Friday – Students will be in school all day. Their week will be completed with a Presentation of Learning commencing at 2:15pm which parents are invited to attend and support students as they answer their Guiding Question.
Please refer to these important docs and ensure you and your child are familiar with them.
A huge thank you to Faith and Lilly today for the student-led crew session. It was an excellent session, enjoyed by every one of us!
Read on below to find out what we did…
We were asked to think of a song that portrays how we feel, with an explanation if possible, to share to the rest of the group. “Happy” by Pharrell Williams was a popular choice, but there was an eclectic range within the crew.

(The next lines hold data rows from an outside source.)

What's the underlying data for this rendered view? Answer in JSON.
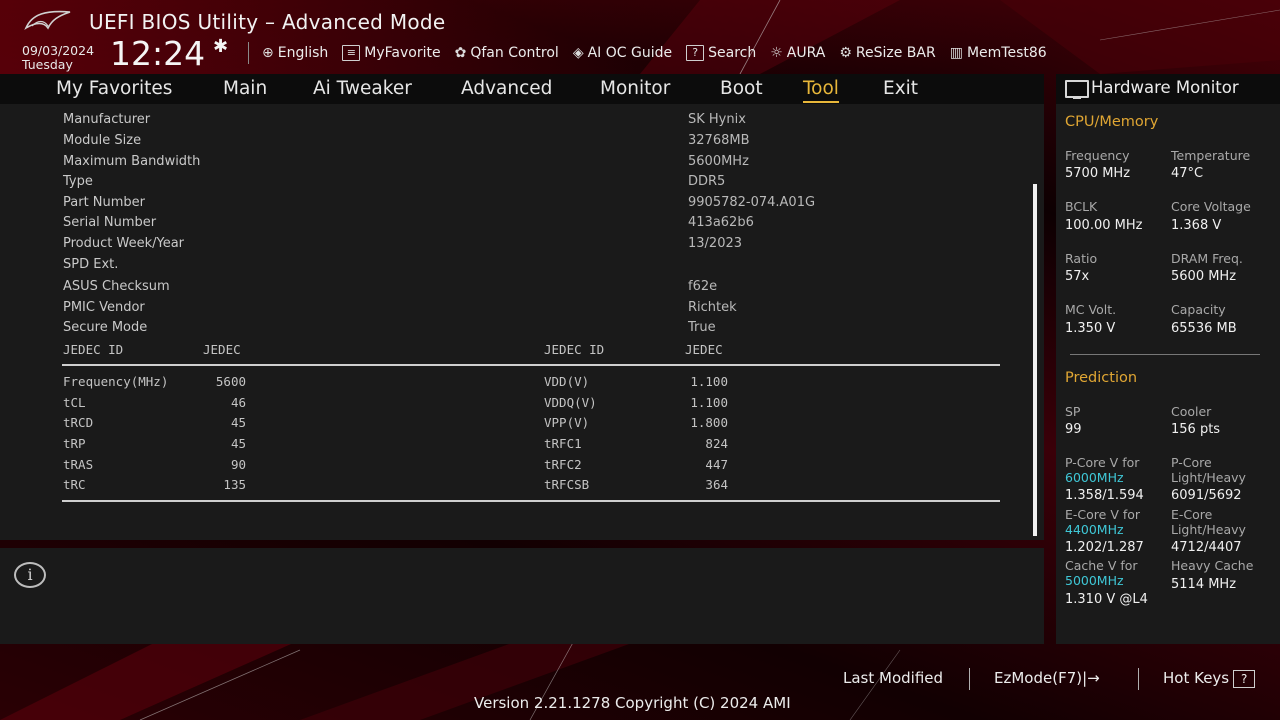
{
  "header": {
    "title": "UEFI BIOS Utility – Advanced Mode",
    "date": "09/03/2024",
    "day": "Tuesday",
    "time": "12:24"
  },
  "toolbar": {
    "items": [
      {
        "label": "English",
        "icon": "globe-icon"
      },
      {
        "label": "MyFavorite",
        "icon": "favorite-icon"
      },
      {
        "label": "Qfan Control",
        "icon": "fan-icon"
      },
      {
        "label": "AI OC Guide",
        "icon": "ai-oc-guide-icon"
      },
      {
        "label": "Search",
        "icon": "search-icon"
      },
      {
        "label": "AURA",
        "icon": "aura-icon"
      },
      {
        "label": "ReSize BAR",
        "icon": "resize-bar-icon"
      },
      {
        "label": "MemTest86",
        "icon": "memtest-icon"
      }
    ]
  },
  "menu": {
    "items": [
      "My Favorites",
      "Main",
      "Ai Tweaker",
      "Advanced",
      "Monitor",
      "Boot",
      "Tool",
      "Exit"
    ],
    "active": "Tool"
  },
  "spd": {
    "rows": [
      {
        "label": "Manufacturer",
        "value": "SK Hynix"
      },
      {
        "label": "Module Size",
        "value": "32768MB"
      },
      {
        "label": "Maximum Bandwidth",
        "value": "5600MHz"
      },
      {
        "label": "Type",
        "value": "DDR5"
      },
      {
        "label": "Part Number",
        "value": "9905782-074.A01G"
      },
      {
        "label": "Serial Number",
        "value": "413a62b6"
      },
      {
        "label": "Product Week/Year",
        "value": "13/2023"
      },
      {
        "label": "SPD Ext.",
        "value": ""
      },
      {
        "label": "ASUS Checksum",
        "value": "f62e"
      },
      {
        "label": "PMIC Vendor",
        "value": "Richtek"
      },
      {
        "label": "Secure Mode",
        "value": "True"
      }
    ],
    "table_header": {
      "left_id": "JEDEC ID",
      "left_val": "JEDEC",
      "right_id": "JEDEC ID",
      "right_val": "JEDEC"
    },
    "left_timings": [
      {
        "name": "Frequency(MHz)",
        "value": "5600"
      },
      {
        "name": "tCL",
        "value": "46"
      },
      {
        "name": "tRCD",
        "value": "45"
      },
      {
        "name": "tRP",
        "value": "45"
      },
      {
        "name": "tRAS",
        "value": "90"
      },
      {
        "name": "tRC",
        "value": "135"
      }
    ],
    "right_timings": [
      {
        "name": "VDD(V)",
        "value": "1.100"
      },
      {
        "name": "VDDQ(V)",
        "value": "1.100"
      },
      {
        "name": "VPP(V)",
        "value": "1.800"
      },
      {
        "name": "tRFC1",
        "value": "824"
      },
      {
        "name": "tRFC2",
        "value": "447"
      },
      {
        "name": "tRFCSB",
        "value": "364"
      }
    ]
  },
  "hw": {
    "title": "Hardware Monitor",
    "cpu_section": "CPU/Memory",
    "cpu": [
      {
        "label": "Frequency",
        "value": "5700 MHz"
      },
      {
        "label": "Temperature",
        "value": "47°C"
      },
      {
        "label": "BCLK",
        "value": "100.00 MHz"
      },
      {
        "label": "Core Voltage",
        "value": "1.368 V"
      },
      {
        "label": "Ratio",
        "value": "57x"
      },
      {
        "label": "DRAM Freq.",
        "value": "5600 MHz"
      },
      {
        "label": "MC Volt.",
        "value": "1.350 V"
      },
      {
        "label": "Capacity",
        "value": "65536 MB"
      }
    ],
    "prediction_section": "Prediction",
    "sp_label": "SP",
    "sp_value": "99",
    "cooler_label": "Cooler",
    "cooler_value": "156 pts",
    "pcore_label": "P-Core V for",
    "pcore_freq": "6000MHz",
    "pcore_value": "1.358/1.594",
    "pcore_lh_label1": "P-Core",
    "pcore_lh_label2": "Light/Heavy",
    "pcore_lh_value": "6091/5692",
    "ecore_label": "E-Core V for",
    "ecore_freq": "4400MHz",
    "ecore_value": "1.202/1.287",
    "ecore_lh_label1": "E-Core",
    "ecore_lh_label2": "Light/Heavy",
    "ecore_lh_value": "4712/4407",
    "cache_label": "Cache V for",
    "cache_freq": "5000MHz",
    "cache_value": "1.310 V @L4",
    "heavy_cache_label": "Heavy Cache",
    "heavy_cache_value": "5114 MHz"
  },
  "footer": {
    "last_modified": "Last Modified",
    "ezmode": "EzMode(F7)|",
    "hotkeys": "Hot Keys",
    "hotkeys_glyph": "?",
    "version": "Version 2.21.1278 Copyright (C) 2024 AMI"
  },
  "colors": {
    "accent": "#e8b73a",
    "highlight": "#3fc7d6",
    "panel": "#1a1a1a",
    "background": "#2a0004"
  }
}
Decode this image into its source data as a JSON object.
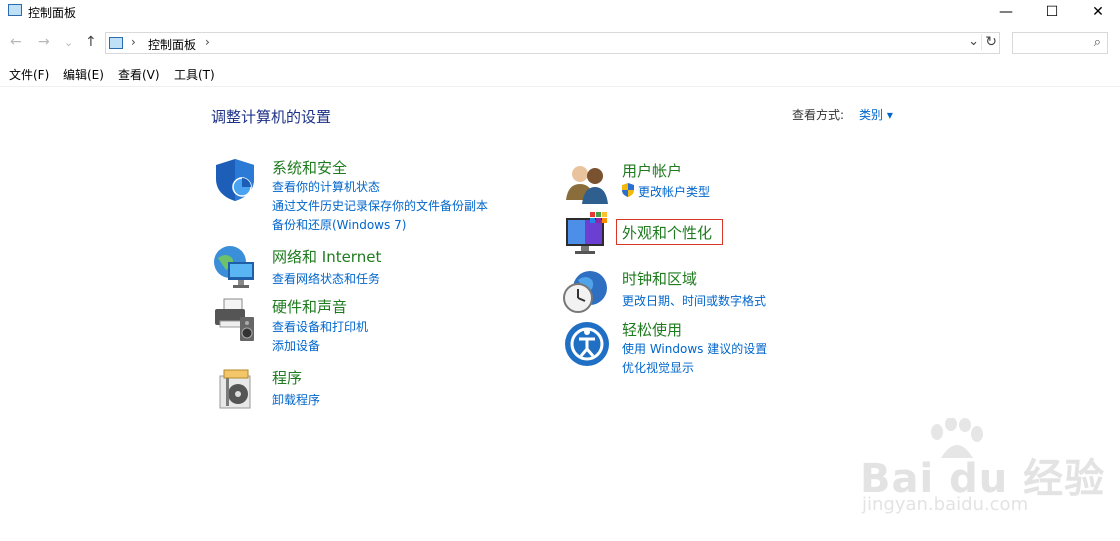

Everyone then took a piece of paper and some coloured pencils. Faith and Lilly had carefully selected a range of different styles of music, from classical to club classics, and played them to the crew. The objective: draw on your page whatever you feel inspired to draw from the different types of music.
Finally, we were invited to to circle up around everyone’s artwork and do a Notice Wonder protocol. Lots of originality, including drawing images inspired by the music, such as a beach hut when listening to more tropical music; to a collection of shapes and squiggles that represented the feel and mood of the music.
It’s brilliant to the see the character growth of the students still in year 7 that have grown in confidence to be able to lead their own session and come up with such an excellent idea. Well done, Faith and Lilly.
I could comment on the excellent work we’ve done around tracking HOWLs recently; or as a Crew nominating three students who have made excellent progress towards their pledges; or how we’ve recently resolved conflict through the power of circling up and discussing issues maturely and sensitively.
But when two students make an effort to give everyone an Easter egg and a bag of chocolates, followed by two special presentations to students who they think have worked particularly hard to overcome challenges, you know something is going right.
That is Crew.
A huge thank you to Denim and Thea who brought Easter eggs and chocolate for everyone today, unprompted and out of the goodness of their own hearts.
I was particularly blown away by their decision to reward Lucie and Zach for the hard work, progress towards their individual targets, and work around their HOWLs. Complete with signed mug!
We continue to face our challenges, our ups and downs, our need for some positive reinforcement of expectations, some motivation to get going, encouragement – that’s life!
After watching a viral video about how simple messages can quickly become distorted over time, we decided to give it a go ourselves. Take a look at our video below.
I particularly like Fin’s ability to dig like a dog, despite the fact he was supposed to be getting some eggs out of a cupboard!
We had a lot of fun doing this, but Shackleton picked out some really important messages that we learnt from this activity:
Even simple messages can change in a very short space of time;
The quality of the message can be affected by people’s ability and skill in communicating;
As soon as we began to lose focus, the message changed and became unclear;
Perception of the original message is vital – your viewpoint can change how you receive and deliver the message;
Even unintentional mistakes cause significant changes.
This was particularly powerful as we’ve been discussing a lot about rumours in school recently. I think we got an important message from this: rumours are spread easily and change easily each time it gets passed on.
We found the best way to stop rumours is to stop talking about them.
Well done, Crew Shackleton. A fun activity with an important message, executed maturely.